Saved data entries
----
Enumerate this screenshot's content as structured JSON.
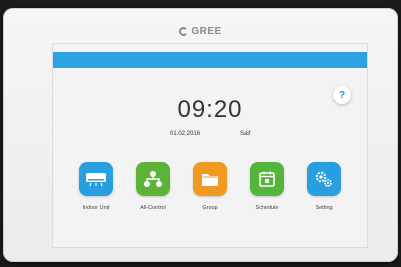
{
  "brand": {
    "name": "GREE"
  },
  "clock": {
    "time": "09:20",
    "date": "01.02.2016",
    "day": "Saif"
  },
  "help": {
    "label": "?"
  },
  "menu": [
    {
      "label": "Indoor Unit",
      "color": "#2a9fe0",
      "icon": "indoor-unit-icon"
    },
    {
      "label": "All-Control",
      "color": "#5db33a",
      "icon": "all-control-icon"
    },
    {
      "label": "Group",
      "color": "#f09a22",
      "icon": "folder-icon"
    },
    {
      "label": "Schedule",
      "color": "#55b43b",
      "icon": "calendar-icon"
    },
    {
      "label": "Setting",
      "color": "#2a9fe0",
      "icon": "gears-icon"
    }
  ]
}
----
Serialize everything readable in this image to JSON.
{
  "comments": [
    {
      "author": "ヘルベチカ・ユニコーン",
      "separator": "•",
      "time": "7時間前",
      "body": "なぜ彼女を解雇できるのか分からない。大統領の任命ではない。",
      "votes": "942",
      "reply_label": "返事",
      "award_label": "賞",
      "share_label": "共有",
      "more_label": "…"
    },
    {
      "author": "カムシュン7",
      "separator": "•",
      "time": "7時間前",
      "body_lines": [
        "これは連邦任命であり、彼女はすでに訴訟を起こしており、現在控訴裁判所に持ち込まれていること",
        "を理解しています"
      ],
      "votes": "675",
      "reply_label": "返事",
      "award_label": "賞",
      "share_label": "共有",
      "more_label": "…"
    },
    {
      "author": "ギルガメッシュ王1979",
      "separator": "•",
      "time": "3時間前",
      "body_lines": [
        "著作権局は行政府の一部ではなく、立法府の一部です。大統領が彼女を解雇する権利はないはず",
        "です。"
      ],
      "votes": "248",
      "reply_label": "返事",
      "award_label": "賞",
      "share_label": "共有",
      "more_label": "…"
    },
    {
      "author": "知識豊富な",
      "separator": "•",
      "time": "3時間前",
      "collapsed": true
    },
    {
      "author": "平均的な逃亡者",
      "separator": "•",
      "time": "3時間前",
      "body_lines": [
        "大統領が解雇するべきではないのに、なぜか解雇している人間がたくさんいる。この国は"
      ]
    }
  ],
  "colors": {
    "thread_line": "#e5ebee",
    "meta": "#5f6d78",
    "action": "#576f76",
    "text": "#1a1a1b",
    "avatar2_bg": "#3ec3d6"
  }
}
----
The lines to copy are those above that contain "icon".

# Exercise response
      "icon": "indoor-unit-icon"
      "icon": "all-control-icon"
      "icon": "folder-icon"
      "icon": "calendar-icon"
      "icon": "gears-icon"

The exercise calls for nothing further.